BY JUDY HILL
If tracking down the family tree is your hobby of choice, perhaps you’ve visited the Mid Atlantic Region Archives. Otherwise, the local branch of the National Archives, tucked away in a corner of the Federal building at 9th and Chestnut, next to the post office, has likely escaped your notice.
Though it hardly registers on the tourist trail, in its own behind-the-scenes way the Archives shines just as bright a light on our nation’s history as the Constitution Center or Independence Hall. Visited by genealogists, numismatists, demographers and sundry students, this repository of federal archival records from 1789 to the 1970s—50,000 cubic feet of them—still yields the occasional surprise, even for the archivists who work there.
“Hot, Iced and Bagged”
“There’s no way you can inventory everything,” says Archives Director Leslie Simon. “It’s always a discovery process and with every researcher who comes here we come up with something new.”
That’s what happened a few months ago when Robin Morris, a Penn graduate student in history, began looking through the archives during a summer internship. Since tea is Morris’s passion—she was a tea buyer before going back to school to get her master’s degree—she searched for records having to do with its history.
The results of her digging can be seen in a small but carefully crafted
exhibit in the entrance hall of the Archives called “Hot, Iced
and Bagged in Article 1: Tea and the Constitution.”
Tea was big business in 17th- and 18th-century Philadelphia, and Morris tells the story of the city’s busy trade with China through ships’ manifests, watercolors of workers rolling and packing tea, a set of porcelain Chinese export tea cups and a few rare items such as a Grand Chop, which, despite its splendid name turns out to be a rather prosaic certificate showing that duties had been paid on a tea shipment.
Opium for tea
What makes this little exhibit of more than passing interest, and what kept Morris going as she delved deeper into the archives, is the scandalous story that emerges about a much honored Philadelphian who made his fortune importing tea.
As Morris tells it, her first few days at the Archives were “rather depressing.” Though she found boxes and boxes of shipping records, she wasn’t finding a “hook” for her exhibit. Then, she says, “I found Stephen Girard’s name over and over.” To learn more about his connection to the tea trade, Morris walked a few blocks to the American Philosophical Society and learned, in a dissertation by a former Penn student, that the revered banker and philanthropist had been actively involved in the opium trade, selling the drug to the Chinese and using the profits to purchase tea.
In a letter to his seafaring employees, Girard wrote, “If a guard should visit the ship to make a search for the forbidden drug, a small trifle will bribe them.”
Five cups a day
In the exhibit, Morris clarifies the difference between green tea, the fresh young leaves of the Camellia sinensis plant wok-fired to prevent oxidation, and black and oolong tea, where the leaves are allowed to oxidize.
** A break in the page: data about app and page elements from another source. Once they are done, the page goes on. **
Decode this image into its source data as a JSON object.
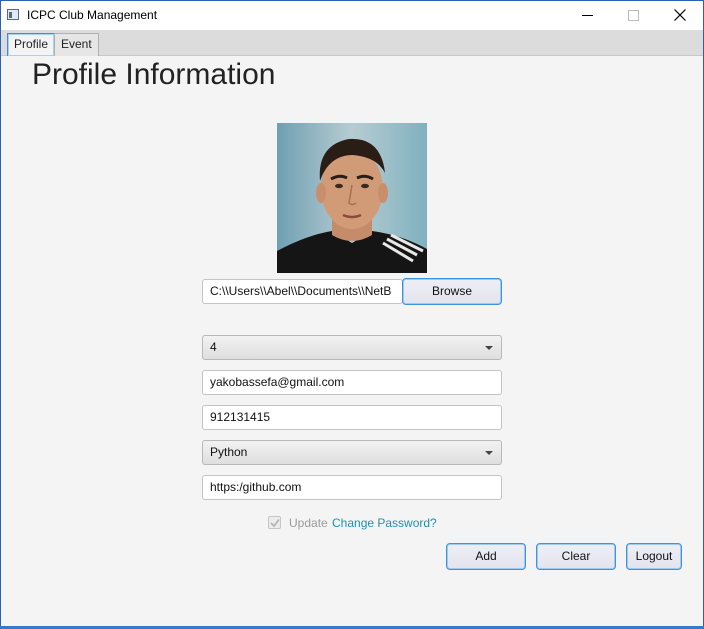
{
  "window": {
    "title": "ICPC Club Management",
    "icon": "app-window-icon"
  },
  "tabs": [
    {
      "label": "Profile",
      "active": true
    },
    {
      "label": "Event",
      "active": false
    }
  ],
  "page": {
    "title": "Profile Information"
  },
  "profile": {
    "photo_path": "C:\\\\Users\\\\Abel\\\\Documents\\\\NetB",
    "browse_label": "Browse",
    "year": "4",
    "email": "yakobassefa@gmail.com",
    "phone": "912131415",
    "language": "Python",
    "github": "https:/github.com",
    "update_checked": true,
    "update_label": "Update",
    "change_password_label": "Change Password?"
  },
  "actions": {
    "add_label": "Add",
    "clear_label": "Clear",
    "logout_label": "Logout"
  },
  "colors": {
    "link": "#1f8fb8",
    "focus_border": "#3d93dc",
    "window_border": "#2b62b0"
  }
}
The latter method, points out tea expert Diana Rosen in the booklet that accompanies the exhibit, was developed as a way to preserve the tea during the months-long trek across the ocean.
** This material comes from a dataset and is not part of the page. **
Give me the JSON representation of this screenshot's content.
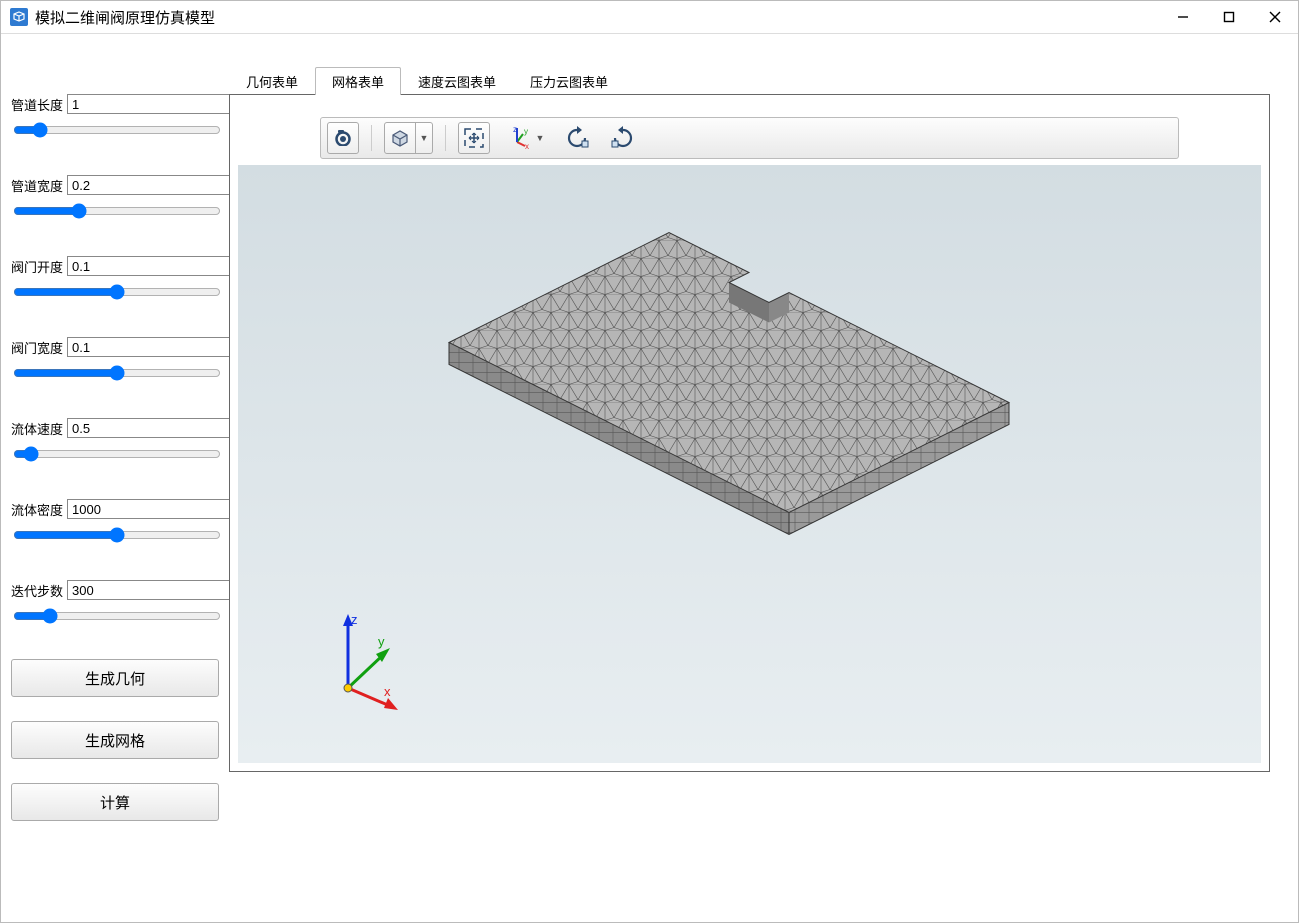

Iced tea, points out Morris, has been around for more than a century. Though it was popularized at the 1904 St. Louis World’s Fair, recipes for iced tea already appear in 19th-century cookbooks, calling for such ingredients as sugar, cream and claret along with the tea leaves.
Morris, who says she has been “obsessed with tea” from the age of three, routinely drinks five cups a day, with milk. In Philadelphia, she shops for tea (always loose, never bagged) at the House of Tea at 4th and Bainbridge, Tea Leaf in the Reading Terminal Market and Gourmet of Olde City, the only place she can find her favorite tea, Taylors Yorkshire Gold.
For more information on the National Archives Mid Atlantic Region,
call 215-606-0100 or visit the website at www.archives.gov/midatlantic.
Originally published on December 8, 2005